I could give you a VERY long list of what is wrong in dressage - every discipline has their issues. It's just interesting to see the differences.

Certainly didn't mean to offend anyone....

alterhorse
Mar. 16, 2012, 08:28 PM
I guess my point was that I was surprised at the prevalence of longeing, trainer warming up, etc. I have a VERY small sample to go on and maybe I have seen the small handful of not-very-brave riders. Perhaps my experience is not representative of reality. But, I didn't anticipate being one of the few that is comfortable getting on my horse without longeing and without trainer riding first - actually warming up under saddle..

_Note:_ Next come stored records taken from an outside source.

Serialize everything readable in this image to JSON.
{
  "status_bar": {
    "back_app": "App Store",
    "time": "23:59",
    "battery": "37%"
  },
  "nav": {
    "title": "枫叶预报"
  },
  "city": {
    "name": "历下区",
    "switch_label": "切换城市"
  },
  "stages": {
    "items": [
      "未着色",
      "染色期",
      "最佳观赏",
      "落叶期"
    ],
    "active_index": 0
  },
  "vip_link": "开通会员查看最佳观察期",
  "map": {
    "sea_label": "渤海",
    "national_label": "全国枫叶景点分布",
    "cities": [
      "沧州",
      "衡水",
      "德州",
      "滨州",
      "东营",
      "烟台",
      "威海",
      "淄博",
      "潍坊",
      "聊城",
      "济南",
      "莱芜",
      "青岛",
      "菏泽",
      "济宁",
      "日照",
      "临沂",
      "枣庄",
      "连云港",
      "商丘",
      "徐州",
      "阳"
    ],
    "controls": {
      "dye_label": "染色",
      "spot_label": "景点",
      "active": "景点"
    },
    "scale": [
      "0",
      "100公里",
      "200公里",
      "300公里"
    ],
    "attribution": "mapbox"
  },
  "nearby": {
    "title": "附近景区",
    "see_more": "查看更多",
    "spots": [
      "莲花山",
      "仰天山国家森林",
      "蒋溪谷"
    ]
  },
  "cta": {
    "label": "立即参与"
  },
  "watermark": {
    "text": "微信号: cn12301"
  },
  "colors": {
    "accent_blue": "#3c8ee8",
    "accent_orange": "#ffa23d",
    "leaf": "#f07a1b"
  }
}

I see it in the western pleasure world as well, and I think from a socioeconomic perspective, western pleasure may be somewhat equivalent to the hunters as a basic beginner activity for having exposure to horses.

HorseShopping
Mar. 16, 2012, 08:28 PM
Another opinion I heard at the last horse show was that if you don't want to show, you may as well sell your horse. I found that strange. Showing, even at schooling shows, gets expensive. I didn't show at all last year and still enjoyed riding and learning and advancing. I can actually go do a dressage schooling show (they are usually one day shows) for under $100. If I choose to have my trainer help me, it will still be less than $150. I have dropped around $550 each for the 2 schooling shows my hunter mare has done this year. Big difference. The Recognized dressage shows are 3 day shows and you will probably spend $600-$800 for them. I think a week at an A show is at least double that. So, I suppose there is a lot more pressure to ribbon to make it "worth it." And since the ONLY feedback in the hunters is the ribbon, I can certainly see why it becomes such a big deal.

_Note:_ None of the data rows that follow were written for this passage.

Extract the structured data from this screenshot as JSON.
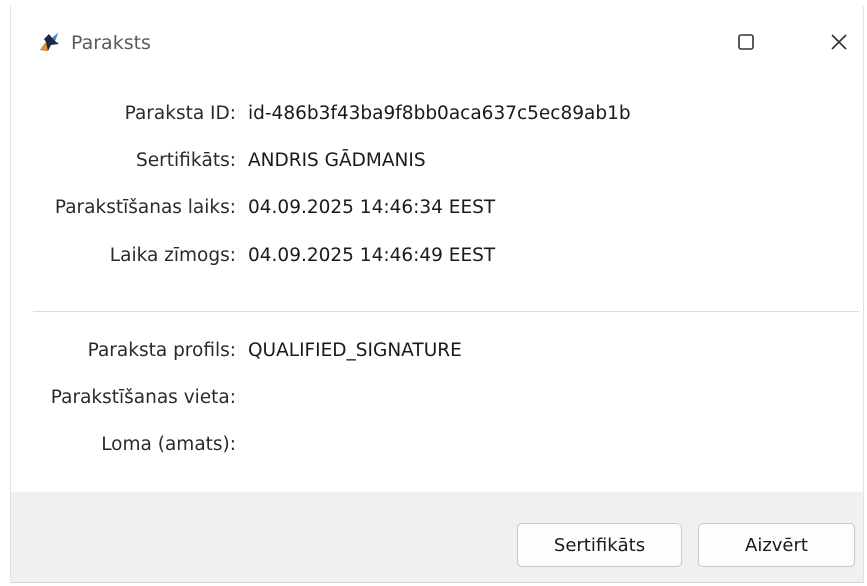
{
  "window": {
    "title": "Paraksts",
    "icon": "signature-app-icon",
    "maximize_icon": "maximize-icon",
    "close_icon": "close-icon"
  },
  "details": [
    {
      "label": "Paraksta ID:",
      "value": "id-486b3f43ba9f8bb0aca637c5ec89ab1b"
    },
    {
      "label": "Sertifikāts:",
      "value": "ANDRIS GĀDMANIS"
    },
    {
      "label": "Parakstīšanas laiks:",
      "value": "04.09.2025 14:46:34 EEST"
    },
    {
      "label": "Laika zīmogs:",
      "value": "04.09.2025 14:46:49 EEST"
    }
  ],
  "extra": [
    {
      "label": "Paraksta profils:",
      "value": "QUALIFIED_SIGNATURE"
    },
    {
      "label": "Parakstīšanas vieta:",
      "value": ""
    },
    {
      "label": "Loma (amats):",
      "value": ""
    }
  ],
  "buttons": {
    "certificate": "Sertifikāts",
    "close": "Aizvērt"
  }
}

alterhorse
Mar. 16, 2012, 08:51 PM
Another opinion I heard at the last horse show was that if you don't want to show, you may as well sell your horse. I found that strange. Showing, even at schooling shows, gets expensive. I didn't show at all last year and still enjoyed riding and learning and advancing. I can actually go do a dressage schooling show (they are usually one day shows) for under $100. If I choose to have my trainer help me, it will still be less than $150. I have dropped around $550 each for the 2 schooling shows my hunter mare has done this year. Big difference. The Recognized dressage shows are 3 day shows and you will probably spend $600-$800 for them. I think a week at an A show is at least double that. So, I suppose there is a lot more pressure to ribbon to make it "worth it." And since the ONLY feedback in the hunters is the ribbon, I can certainly see why it becomes such a big deal.

Well said.

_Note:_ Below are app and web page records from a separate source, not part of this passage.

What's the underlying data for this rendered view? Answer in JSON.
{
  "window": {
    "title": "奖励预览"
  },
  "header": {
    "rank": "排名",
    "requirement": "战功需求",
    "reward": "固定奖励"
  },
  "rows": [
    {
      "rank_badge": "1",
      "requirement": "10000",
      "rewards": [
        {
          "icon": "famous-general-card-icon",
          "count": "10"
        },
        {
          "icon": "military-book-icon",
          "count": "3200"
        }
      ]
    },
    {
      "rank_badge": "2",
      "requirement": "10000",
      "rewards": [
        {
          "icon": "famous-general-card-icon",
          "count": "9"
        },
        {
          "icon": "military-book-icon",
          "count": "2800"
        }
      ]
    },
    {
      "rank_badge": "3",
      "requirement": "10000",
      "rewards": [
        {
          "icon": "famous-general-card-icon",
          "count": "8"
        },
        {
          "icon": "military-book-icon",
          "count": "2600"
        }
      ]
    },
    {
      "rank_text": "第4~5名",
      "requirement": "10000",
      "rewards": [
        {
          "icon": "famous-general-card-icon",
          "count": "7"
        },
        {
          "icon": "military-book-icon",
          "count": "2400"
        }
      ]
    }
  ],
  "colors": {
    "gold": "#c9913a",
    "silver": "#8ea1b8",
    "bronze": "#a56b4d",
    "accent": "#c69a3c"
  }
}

I think there's a multi-faceted, multi-origin, and very complex set emotional components that are underlying in much of the actual reasons for why certain aspects of the horse world exist in the states that they do.

I think people as social creatures often have feelings to want to simply become a part of what exists, rather then try to "buck a trend" and risk becoming "shunned".

There certainly is a component of parental pressure for many young people to deliver tokens of success to validate the expense of their chosen activity. I know how demanding some parents can be, because I have seen it both in the barn and at the ring side.

Dinah-do
Mar. 17, 2012, 04:28 PM
In conversation with an old friend (regarding this thread) this morning a comment was made about trainers and winning : " why would you put so much money into showing if winning wasn't the goal? Why would you have a horse that will never win? Or , your horse is not good enough - he will never win". The barns usually give the best care to the winning horses. The has been and also rans get the dregs of whatever (care bedding etc). Big barns do value the winners. Owners hope their horses do well to keep the trainers positive.

BBowen
Mar. 17, 2012, 04:43 PM
More excuses.
Everyone does it so it should be allowed excuse

Now if the hunter rules didn't score any show of expression as a major fault none of this would even be a topic..
fix the rules so that horses in a coma are not rewarded and the problem goes away.

Amen!!!